A/N - 1) "Mithrandir! Mithrandir!" men cried. "Now we know that the storm is indeed nigh!" "It is upon you," said Gandalf. "I have ridden on its wings. Let me pass! I must come to your Lord Denethor, while his stewardship lasts. Whatever betide, you have come to the end of the Gondor that you have known. Let me pass!" RotK: Book V: Chapter 1: Minas Tirith. 2) From this point on, there will be many 'passages' taken directly from RotK. They will be noted here, but not in the body of the text. It is not an effort to make it seem these are MY words, but to keep the flow of the tale moving. For those who are familiar with this book, you will know. Those who are not familiar really, really should read the Book - it is a treasure, a blessing, a gift. It is precious. 3) 'But soon Pippin saw that all was in fact well-ordered: the wains were moving in three lines, one swifter drawn by horses; another slower, great waggons with fair housings of many colours, drawn by oxen; and along the west rim of the road many smaller carts hauled by trudging men.' RotK: Book V: Chapter 1: Minas Tirith; 4) According to Michael Perry in his 'Untangling Tolkien,' Théoden traveled as hidden as possible, to prevent the Enemy from seeing his troops and guessing they were going to Gondor's aid. Unfortunately, this also meant Denethor probably could not see that the Rohirric army was, in fact, coming to Gondor.
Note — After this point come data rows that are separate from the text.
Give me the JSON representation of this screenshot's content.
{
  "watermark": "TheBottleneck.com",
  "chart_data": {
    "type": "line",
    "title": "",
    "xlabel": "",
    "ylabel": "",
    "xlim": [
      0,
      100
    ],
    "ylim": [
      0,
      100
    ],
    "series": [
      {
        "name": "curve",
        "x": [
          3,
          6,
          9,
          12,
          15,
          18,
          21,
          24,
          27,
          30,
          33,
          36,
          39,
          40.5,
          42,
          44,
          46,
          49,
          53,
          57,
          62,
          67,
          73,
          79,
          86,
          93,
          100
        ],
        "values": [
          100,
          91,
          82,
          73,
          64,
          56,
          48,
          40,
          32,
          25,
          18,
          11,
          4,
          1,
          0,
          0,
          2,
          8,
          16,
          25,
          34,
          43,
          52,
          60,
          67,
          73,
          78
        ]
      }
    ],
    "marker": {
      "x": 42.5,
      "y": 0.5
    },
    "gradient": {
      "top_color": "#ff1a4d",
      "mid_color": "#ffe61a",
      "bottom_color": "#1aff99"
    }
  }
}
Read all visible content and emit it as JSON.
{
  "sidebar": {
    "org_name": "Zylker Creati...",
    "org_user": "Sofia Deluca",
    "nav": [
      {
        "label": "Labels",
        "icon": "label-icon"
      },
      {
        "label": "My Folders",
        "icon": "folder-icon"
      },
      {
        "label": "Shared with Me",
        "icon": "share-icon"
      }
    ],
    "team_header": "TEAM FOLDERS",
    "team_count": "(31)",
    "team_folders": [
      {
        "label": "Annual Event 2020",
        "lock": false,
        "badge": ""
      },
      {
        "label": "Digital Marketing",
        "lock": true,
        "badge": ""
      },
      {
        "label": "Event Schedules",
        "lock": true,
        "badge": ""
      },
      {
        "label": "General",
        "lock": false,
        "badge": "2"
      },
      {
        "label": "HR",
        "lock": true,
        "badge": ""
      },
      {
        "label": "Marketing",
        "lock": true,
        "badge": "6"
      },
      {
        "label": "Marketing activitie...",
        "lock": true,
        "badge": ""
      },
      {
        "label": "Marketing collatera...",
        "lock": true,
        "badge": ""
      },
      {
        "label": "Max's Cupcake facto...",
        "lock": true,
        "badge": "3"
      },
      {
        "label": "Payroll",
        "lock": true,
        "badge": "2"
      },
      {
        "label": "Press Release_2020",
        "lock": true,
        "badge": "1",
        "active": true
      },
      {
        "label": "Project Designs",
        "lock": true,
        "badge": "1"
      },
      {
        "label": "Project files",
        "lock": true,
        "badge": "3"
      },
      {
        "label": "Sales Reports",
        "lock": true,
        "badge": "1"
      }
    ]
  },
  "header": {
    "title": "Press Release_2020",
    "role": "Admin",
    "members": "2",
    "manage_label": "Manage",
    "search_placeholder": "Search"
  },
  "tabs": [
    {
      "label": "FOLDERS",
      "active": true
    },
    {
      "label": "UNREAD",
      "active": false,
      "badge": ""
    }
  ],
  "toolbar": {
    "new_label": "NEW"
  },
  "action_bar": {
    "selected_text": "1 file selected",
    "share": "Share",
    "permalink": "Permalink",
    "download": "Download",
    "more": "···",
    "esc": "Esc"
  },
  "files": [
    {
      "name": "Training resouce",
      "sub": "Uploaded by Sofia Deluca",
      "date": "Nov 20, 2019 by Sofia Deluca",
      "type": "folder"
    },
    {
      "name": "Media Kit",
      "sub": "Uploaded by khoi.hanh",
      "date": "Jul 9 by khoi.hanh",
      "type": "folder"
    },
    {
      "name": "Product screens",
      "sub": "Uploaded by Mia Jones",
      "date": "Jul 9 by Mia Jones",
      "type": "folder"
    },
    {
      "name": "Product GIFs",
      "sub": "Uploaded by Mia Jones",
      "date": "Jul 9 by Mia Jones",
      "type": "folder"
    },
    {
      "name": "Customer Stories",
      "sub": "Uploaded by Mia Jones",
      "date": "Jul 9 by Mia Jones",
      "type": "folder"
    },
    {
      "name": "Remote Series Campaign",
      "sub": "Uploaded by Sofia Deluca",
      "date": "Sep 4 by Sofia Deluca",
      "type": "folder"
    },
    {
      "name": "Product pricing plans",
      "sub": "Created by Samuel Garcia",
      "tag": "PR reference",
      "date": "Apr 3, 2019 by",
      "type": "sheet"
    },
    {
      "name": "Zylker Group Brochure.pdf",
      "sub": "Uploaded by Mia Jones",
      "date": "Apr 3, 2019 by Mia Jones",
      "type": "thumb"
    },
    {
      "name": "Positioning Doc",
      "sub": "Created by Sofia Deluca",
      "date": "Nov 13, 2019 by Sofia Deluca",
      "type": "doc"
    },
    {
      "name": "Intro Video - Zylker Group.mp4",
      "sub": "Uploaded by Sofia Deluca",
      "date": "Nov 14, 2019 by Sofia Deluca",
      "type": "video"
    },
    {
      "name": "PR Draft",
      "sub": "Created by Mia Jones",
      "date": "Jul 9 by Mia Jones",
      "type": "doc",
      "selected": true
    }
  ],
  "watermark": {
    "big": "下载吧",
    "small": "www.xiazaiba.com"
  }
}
This is a work of fan fiction, written because the author has an abiding love for the works of J R R Tolkien. The characters, settings, places, and languages used in this work are the property of the Tolkien Estate, Tolkien Enterprises, and possibly New Line Cinema, except for certain original characters who belong to the author of the said work. The author will not receive any money or other remuneration for presenting the work on this archive site. The work is the intellectual property of the author, is available solely for the enjoyment of Henneth Annûn Story Archive readers, and may not be copied or redistributed by any means without the explicit written consent of the author.